Stock broker Aditya Khandelwal couldn’t agree more. When his wife passed away after a long-battle with cancer, he was left to take care of their 15-year-old daughter. For a few years, it never occurred to him that he could find romance again. Running parallel to this was also his own daughter’s coming of age and dating scenarios. He heard her friends constantly drop names such as Hinge, Tinder, PlentyofFish. “I just wanted to make sure she didn’t end up meeting some sweet-talking psychopath on these apps. The two of us have always been close-knit, so I wanted to reassure her that I’m always there to talk to,” he says.
Before he knew it, that father-daughter conversation veered into Khandelwal’s non-existent dating life. His daughter insisted that he at least give it a shot. She wasn’t on Tinder, so he felt less embarrassed about making his profile on the dating app, he admits. It’s been over a year now that he’s been dating someone he met on the app. “My daughter has been onboard with my personal life from the very beginning. Although she didn’t really warm up to another woman I was briefly dating, she let me believe that she was okay with her. I am tremendously grateful for her my daughter’s handling of what is known to be a precarious situation for many single parents. She gave me the strength I never knew I had.”

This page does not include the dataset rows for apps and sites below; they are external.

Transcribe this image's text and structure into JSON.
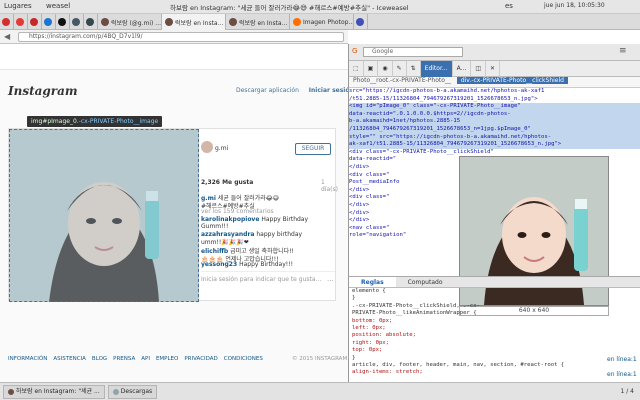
{
  "topbar": {
    "places": "Lugares",
    "app": "weasel",
    "window_title": "하보람 en Instagram: \"세균 들어 잘러가라😂😅 #해르스#예방#추실\" - Iceweasel",
    "lang": "es",
    "clock": "jue jun 18, 10:05:30"
  },
  "tabs": [
    {
      "label": "",
      "color": "#d32f2f",
      "pinned": true
    },
    {
      "label": "",
      "color": "#e53935",
      "pinned": true
    },
    {
      "label": "",
      "color": "#c62828",
      "pinned": true
    },
    {
      "label": "",
      "color": "#1976d2",
      "pinned": true
    },
    {
      "label": "",
      "color": "#111111",
      "pinned": true
    },
    {
      "label": "",
      "color": "#455a64",
      "pinned": true
    },
    {
      "label": "",
      "color": "#37474f",
      "pinned": true
    },
    {
      "label": "럭보람 (@g.mi) ...",
      "color": "#6d4c41",
      "pinned": false
    },
    {
      "label": "럭보람 en Insta...",
      "color": "#6d4c41",
      "pinned": false
    },
    {
      "label": "럭보람 en Insta...",
      "color": "#6d4c41",
      "pinned": false
    },
    {
      "label": "Imagen Photop...",
      "color": "#ff6f00",
      "pinned": false
    },
    {
      "label": "",
      "color": "#3f51b5",
      "pinned": true
    }
  ],
  "url": "https://instagram.com/p/4BQ_D7v1l9/",
  "search_placeholder": "Google",
  "instagram": {
    "logo": "Instagram",
    "download": "Descargar aplicación",
    "login": "Iniciar sesión",
    "username": "g.mi",
    "follow": "SEGUIR",
    "likes": "2,326 Me gusta",
    "ago": "1 día(s)",
    "comments": [
      {
        "user": "g.mi",
        "text": " 세균 들어 잘러가라😂😅"
      },
      {
        "user": "",
        "text": "#해르스#예방#추실"
      },
      {
        "user": "",
        "text": "ver los 159 comentarios",
        "gray": true
      },
      {
        "user": "karolinakpopiove",
        "text": " Happy Birthday"
      },
      {
        "user": "",
        "text": "Gumm!!!"
      },
      {
        "user": "azzahrasyandra",
        "text": " happy birthday"
      },
      {
        "user": "",
        "text": "umm!!🎉🎉🎉❤"
      },
      {
        "user": "elichiffb",
        "text": " 급미고 생일 축하합니다!!"
      },
      {
        "user": "",
        "text": "🎂🎂🎂 언제나 고맙습니다!!!"
      },
      {
        "user": "yessong23",
        "text": " Happy Birthday!!!"
      }
    ],
    "comment_placeholder": "Inicia sesión para indicar que te gusta...",
    "more": "...",
    "footer": [
      "INFORMACIÓN",
      "ASISTENCIA",
      "BLOG",
      "PRENSA",
      "API",
      "EMPLEO",
      "PRIVACIDAD",
      "CONDICIONES"
    ],
    "copyright": "© 2015 INSTAGRAM"
  },
  "tooltip": {
    "tag": "img#pImage_0",
    "cls": ".-cx-PRIVATE-Photo__image"
  },
  "devtools": {
    "tabs": [
      "Editor...",
      "A..."
    ],
    "crumbs": [
      "Photo__root.-cx-PRIVATE-Photo__",
      "div.-cx-PRIVATE-Photo__clickShield"
    ],
    "code": [
      {
        "text": "src=\"https://igcdn-photos-b-a.akamaihd.net/hphotos-ak-xaf1",
        "cls": ""
      },
      {
        "text": "/t51.2885-15/11326804_794679267319201_1526678653_n.jpg\">",
        "cls": ""
      },
      {
        "text": "  <img id=\"pImage_0\" class=\"-cx-PRIVATE-Photo__image\"",
        "cls": "hl"
      },
      {
        "text": "  data-reactid=\".0.1.0.0.0.$https=2//igcdn-photos-",
        "cls": "hl"
      },
      {
        "text": "  b-a.akamaihd=1net/hphotos.2885-15",
        "cls": "hl"
      },
      {
        "text": "  /11326804_794679267319201_1526678653_n=1jpg.$pImage_0\"",
        "cls": "hl"
      },
      {
        "text": "  style=\"\" src=\"https://igcdn-photos-b-a.akamaihd.net/hphotos-",
        "cls": "hl"
      },
      {
        "text": "  ak-xaf1/t51.2885-15/11326804_794679267319201_1526678653_n.jpg\">",
        "cls": "hl"
      },
      {
        "text": "  <div class=\"-cx-PRIVATE-Photo__clickShield\"",
        "cls": ""
      },
      {
        "text": "  data-reactid=\"",
        "cls": ""
      },
      {
        "text": "  </div>",
        "cls": ""
      },
      {
        "text": "  <div class=\"",
        "cls": ""
      },
      {
        "text": "  Post__mediaInfo",
        "cls": ""
      },
      {
        "text": "  </div>",
        "cls": ""
      },
      {
        "text": "  <div class=\"",
        "cls": ""
      },
      {
        "text": "  </div>",
        "cls": ""
      },
      {
        "text": "  </div>",
        "cls": ""
      },
      {
        "text": " </div>",
        "cls": ""
      },
      {
        "text": " <nav class=\"",
        "cls": ""
      },
      {
        "text": " role=\"navigation\"",
        "cls": ""
      }
    ],
    "preview_size": "640 x 640",
    "style_tabs": [
      "Reglas",
      "Computado"
    ],
    "styles": [
      {
        "kind": "sel",
        "text": "elemento {"
      },
      {
        "kind": "sel",
        "text": "}"
      },
      {
        "kind": "sel",
        "text": ".-cx-PRIVATE-Photo__clickShield, .-cx-"
      },
      {
        "kind": "sel",
        "text": "PRIVATE-Photo__likeAnimationWrapper {"
      },
      {
        "kind": "prop",
        "text": "  bottom: 0px;"
      },
      {
        "kind": "prop",
        "text": "  left: 0px;"
      },
      {
        "kind": "prop",
        "text": "  position: absolute;"
      },
      {
        "kind": "prop",
        "text": "  right: 0px;"
      },
      {
        "kind": "prop",
        "text": "  top: 0px;"
      },
      {
        "kind": "sel",
        "text": "}"
      },
      {
        "kind": "sel",
        "text": "article, div, footer, header, main, nav, section, #react-root {"
      },
      {
        "kind": "prop",
        "text": "  align-items: stretch;"
      }
    ],
    "style_links": [
      "en línea:1",
      "en línea:1"
    ]
  },
  "taskbar": {
    "items": [
      "하보람 en Instagram: \"세균 ...",
      "Descargas"
    ],
    "pager": "1 / 4"
  }
}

D’souza did not introduce his dates to his son, concerned that his attachment to any of them would be affected should the relationships end. As his son grew older, he systematically, age-appropriately spoke about going out with “lady friends”. “Being in a co-ed school, he understood that we all have friends from both sexes, so my going for dinner with a woman was not out of the ordinary for him. That ran parallel with his adolescence, so I did not want to burden him with more emotional confusion. Today, we’re in a better space to talk about these relationship dynamics. I’m raising a young man in the world of today. I have a responsibility towards him and the women he meets to raise him right. I want him to have a positive picture of loving, falling out of love and finding love again. Because that’s how it has been for me.”